→ WHAT TO WORK ON
Please retype all of the following entries exactly.

→ RECORDS
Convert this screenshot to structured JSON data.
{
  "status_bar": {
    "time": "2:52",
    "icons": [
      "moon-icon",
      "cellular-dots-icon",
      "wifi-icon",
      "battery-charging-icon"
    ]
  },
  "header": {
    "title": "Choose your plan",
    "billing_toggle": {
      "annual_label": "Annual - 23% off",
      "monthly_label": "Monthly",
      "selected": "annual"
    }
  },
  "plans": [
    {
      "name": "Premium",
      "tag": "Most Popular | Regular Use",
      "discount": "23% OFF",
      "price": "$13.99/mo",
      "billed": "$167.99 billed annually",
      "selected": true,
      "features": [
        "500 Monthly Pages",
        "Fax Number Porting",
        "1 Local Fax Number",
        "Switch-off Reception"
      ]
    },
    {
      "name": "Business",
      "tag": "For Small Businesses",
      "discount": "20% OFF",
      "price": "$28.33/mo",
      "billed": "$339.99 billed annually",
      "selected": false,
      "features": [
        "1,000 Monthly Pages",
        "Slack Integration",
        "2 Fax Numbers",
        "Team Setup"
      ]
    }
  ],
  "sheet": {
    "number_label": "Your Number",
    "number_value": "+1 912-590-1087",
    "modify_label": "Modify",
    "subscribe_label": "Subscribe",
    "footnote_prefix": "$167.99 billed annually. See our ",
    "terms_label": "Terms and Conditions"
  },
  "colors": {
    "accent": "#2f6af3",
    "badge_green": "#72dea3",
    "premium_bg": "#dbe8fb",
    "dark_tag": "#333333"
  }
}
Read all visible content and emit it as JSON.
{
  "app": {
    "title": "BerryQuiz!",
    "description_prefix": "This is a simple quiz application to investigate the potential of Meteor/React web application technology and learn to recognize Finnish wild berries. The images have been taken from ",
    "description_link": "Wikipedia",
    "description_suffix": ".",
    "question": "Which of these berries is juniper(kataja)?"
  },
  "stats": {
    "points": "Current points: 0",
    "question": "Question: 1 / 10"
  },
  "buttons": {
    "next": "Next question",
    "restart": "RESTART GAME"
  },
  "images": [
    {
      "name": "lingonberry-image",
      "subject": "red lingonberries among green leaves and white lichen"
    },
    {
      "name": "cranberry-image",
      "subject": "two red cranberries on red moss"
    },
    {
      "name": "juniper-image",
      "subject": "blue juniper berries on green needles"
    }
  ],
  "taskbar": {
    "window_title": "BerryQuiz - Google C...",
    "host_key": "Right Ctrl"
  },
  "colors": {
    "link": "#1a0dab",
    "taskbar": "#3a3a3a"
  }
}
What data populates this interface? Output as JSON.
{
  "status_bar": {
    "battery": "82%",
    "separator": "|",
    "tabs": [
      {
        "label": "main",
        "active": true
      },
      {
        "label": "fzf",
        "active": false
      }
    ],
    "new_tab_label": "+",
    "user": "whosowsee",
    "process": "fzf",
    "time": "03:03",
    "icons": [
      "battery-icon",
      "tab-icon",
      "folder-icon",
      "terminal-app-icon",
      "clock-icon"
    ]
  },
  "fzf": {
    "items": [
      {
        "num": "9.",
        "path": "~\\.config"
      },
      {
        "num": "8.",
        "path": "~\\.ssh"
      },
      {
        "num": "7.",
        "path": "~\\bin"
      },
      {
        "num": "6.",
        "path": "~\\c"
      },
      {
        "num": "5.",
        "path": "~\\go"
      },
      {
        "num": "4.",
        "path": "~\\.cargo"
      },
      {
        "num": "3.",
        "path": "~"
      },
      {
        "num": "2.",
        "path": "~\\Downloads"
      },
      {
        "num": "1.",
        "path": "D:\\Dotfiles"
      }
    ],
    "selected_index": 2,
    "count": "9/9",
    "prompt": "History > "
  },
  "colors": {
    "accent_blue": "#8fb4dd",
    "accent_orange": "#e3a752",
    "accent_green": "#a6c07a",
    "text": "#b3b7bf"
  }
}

→ TASK SOLUTION
Convert this screenshot to structured JSON data.
{
  "status_bar": {
    "time": "2:52",
    "icons": [
      "moon-icon",
      "cellular-dots-icon",
      "wifi-icon",
      "battery-charging-icon"
    ]
  },
  "header": {
    "title": "Choose your plan",
    "billing_toggle": {
      "annual_label": "Annual - 23% off",
      "monthly_label": "Monthly",
      "selected": "annual"
    }
  },
  "plans": [
    {
      "name": "Premium",
      "tag": "Most Popular | Regular Use",
      "discount": "23% OFF",
      "price": "$13.99/mo",
      "billed": "$167.99 billed annually",
      "selected": true,
      "features": [
        "500 Monthly Pages",
        "Fax Number Porting",
        "1 Local Fax Number",
        "Switch-off Reception"
      ]
    },
    {
      "name": "Business",
      "tag": "For Small Businesses",
      "discount": "20% OFF",
      "price": "$28.33/mo",
      "billed": "$339.99 billed annually",
      "selected": false,
      "features": [
        "1,000 Monthly Pages",
        "Slack Integration",
        "2 Fax Numbers",
        "Team Setup"
      ]
    }
  ],
  "sheet": {
    "number_label": "Your Number",
    "number_value": "+1 912-590-1087",
    "modify_label": "Modify",
    "subscribe_label": "Subscribe",
    "footnote_prefix": "$167.99 billed annually. See our ",
    "terms_label": "Terms and Conditions"
  },
  "colors": {
    "accent": "#2f6af3",
    "badge_green": "#72dea3",
    "premium_bg": "#dbe8fb",
    "dark_tag": "#333333"
  }
}
Read all visible content and emit it as JSON.
{
  "app": {
    "title": "BerryQuiz!",
    "description_prefix": "This is a simple quiz application to investigate the potential of Meteor/React web application technology and learn to recognize Finnish wild berries. The images have been taken from ",
    "description_link": "Wikipedia",
    "description_suffix": ".",
    "question": "Which of these berries is juniper(kataja)?"
  },
  "stats": {
    "points": "Current points: 0",
    "question": "Question: 1 / 10"
  },
  "buttons": {
    "next": "Next question",
    "restart": "RESTART GAME"
  },
  "images": [
    {
      "name": "lingonberry-image",
      "subject": "red lingonberries among green leaves and white lichen"
    },
    {
      "name": "cranberry-image",
      "subject": "two red cranberries on red moss"
    },
    {
      "name": "juniper-image",
      "subject": "blue juniper berries on green needles"
    }
  ],
  "taskbar": {
    "window_title": "BerryQuiz - Google C...",
    "host_key": "Right Ctrl"
  },
  "colors": {
    "link": "#1a0dab",
    "taskbar": "#3a3a3a"
  }
}
What data populates this interface? Output as JSON.
{
  "status_bar": {
    "battery": "82%",
    "separator": "|",
    "tabs": [
      {
        "label": "main",
        "active": true
      },
      {
        "label": "fzf",
        "active": false
      }
    ],
    "new_tab_label": "+",
    "user": "whosowsee",
    "process": "fzf",
    "time": "03:03",
    "icons": [
      "battery-icon",
      "tab-icon",
      "folder-icon",
      "terminal-app-icon",
      "clock-icon"
    ]
  },
  "fzf": {
    "items": [
      {
        "num": "9.",
        "path": "~\\.config"
      },
      {
        "num": "8.",
        "path": "~\\.ssh"
      },
      {
        "num": "7.",
        "path": "~\\bin"
      },
      {
        "num": "6.",
        "path": "~\\c"
      },
      {
        "num": "5.",
        "path": "~\\go"
      },
      {
        "num": "4.",
        "path": "~\\.cargo"
      },
      {
        "num": "3.",
        "path": "~"
      },
      {
        "num": "2.",
        "path": "~\\Downloads"
      },
      {
        "num": "1.",
        "path": "D:\\Dotfiles"
      }
    ],
    "selected_index": 2,
    "count": "9/9",
    "prompt": "History > "
  },
  "colors": {
    "accent_blue": "#8fb4dd",
    "accent_orange": "#e3a752",
    "accent_green": "#a6c07a",
    "text": "#b3b7bf"
  }
}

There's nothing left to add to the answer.